> YOUR INSTRUCTIONS
Your job is to return every line in the data holding the string "icon".

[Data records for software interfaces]
= = = =

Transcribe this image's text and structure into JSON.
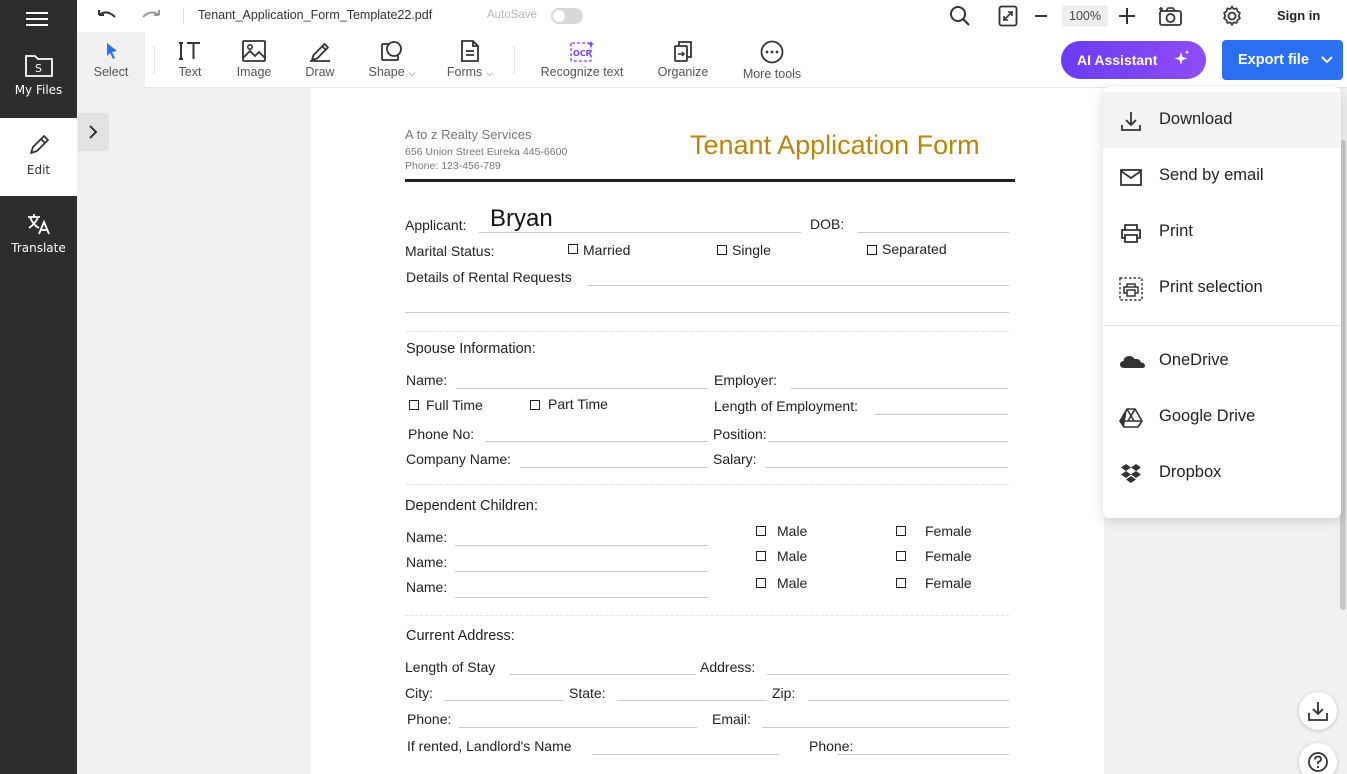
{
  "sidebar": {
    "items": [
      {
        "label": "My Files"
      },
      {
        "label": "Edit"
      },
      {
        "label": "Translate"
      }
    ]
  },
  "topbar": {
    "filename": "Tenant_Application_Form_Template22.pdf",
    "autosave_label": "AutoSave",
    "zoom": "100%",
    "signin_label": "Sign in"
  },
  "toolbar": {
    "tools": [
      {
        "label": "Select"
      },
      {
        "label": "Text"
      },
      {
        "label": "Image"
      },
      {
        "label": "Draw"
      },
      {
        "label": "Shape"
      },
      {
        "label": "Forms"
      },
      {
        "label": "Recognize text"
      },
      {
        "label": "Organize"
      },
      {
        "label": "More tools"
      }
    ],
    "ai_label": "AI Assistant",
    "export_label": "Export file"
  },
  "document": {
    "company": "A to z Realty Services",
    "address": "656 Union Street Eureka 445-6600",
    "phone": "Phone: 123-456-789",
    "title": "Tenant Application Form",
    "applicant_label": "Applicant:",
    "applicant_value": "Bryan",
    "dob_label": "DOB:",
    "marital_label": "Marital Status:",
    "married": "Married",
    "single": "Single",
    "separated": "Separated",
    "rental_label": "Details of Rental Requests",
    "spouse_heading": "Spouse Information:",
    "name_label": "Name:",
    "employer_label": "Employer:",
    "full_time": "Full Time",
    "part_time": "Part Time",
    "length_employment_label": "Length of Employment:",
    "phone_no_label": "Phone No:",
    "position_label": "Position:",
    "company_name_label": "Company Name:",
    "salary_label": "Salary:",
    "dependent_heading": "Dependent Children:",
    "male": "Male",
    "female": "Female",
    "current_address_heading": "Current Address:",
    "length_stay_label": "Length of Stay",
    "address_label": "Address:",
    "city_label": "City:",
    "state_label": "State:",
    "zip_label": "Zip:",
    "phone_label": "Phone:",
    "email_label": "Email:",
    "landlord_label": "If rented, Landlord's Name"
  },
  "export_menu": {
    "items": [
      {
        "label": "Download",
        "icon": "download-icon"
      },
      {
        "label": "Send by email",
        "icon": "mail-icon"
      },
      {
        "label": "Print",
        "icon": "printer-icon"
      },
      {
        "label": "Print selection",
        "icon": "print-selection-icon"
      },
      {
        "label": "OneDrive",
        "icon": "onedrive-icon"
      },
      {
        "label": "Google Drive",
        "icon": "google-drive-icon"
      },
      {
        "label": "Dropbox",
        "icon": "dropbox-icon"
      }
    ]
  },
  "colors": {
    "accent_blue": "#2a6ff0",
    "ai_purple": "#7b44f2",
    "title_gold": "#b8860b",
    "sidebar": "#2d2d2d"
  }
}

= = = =

> RESULT BELOW
        "icon": "download-icon"
        "icon": "mail-icon"
        "icon": "printer-icon"
        "icon": "print-selection-icon"
        "icon": "onedrive-icon"
        "icon": "google-drive-icon"
        "icon": "dropbox-icon"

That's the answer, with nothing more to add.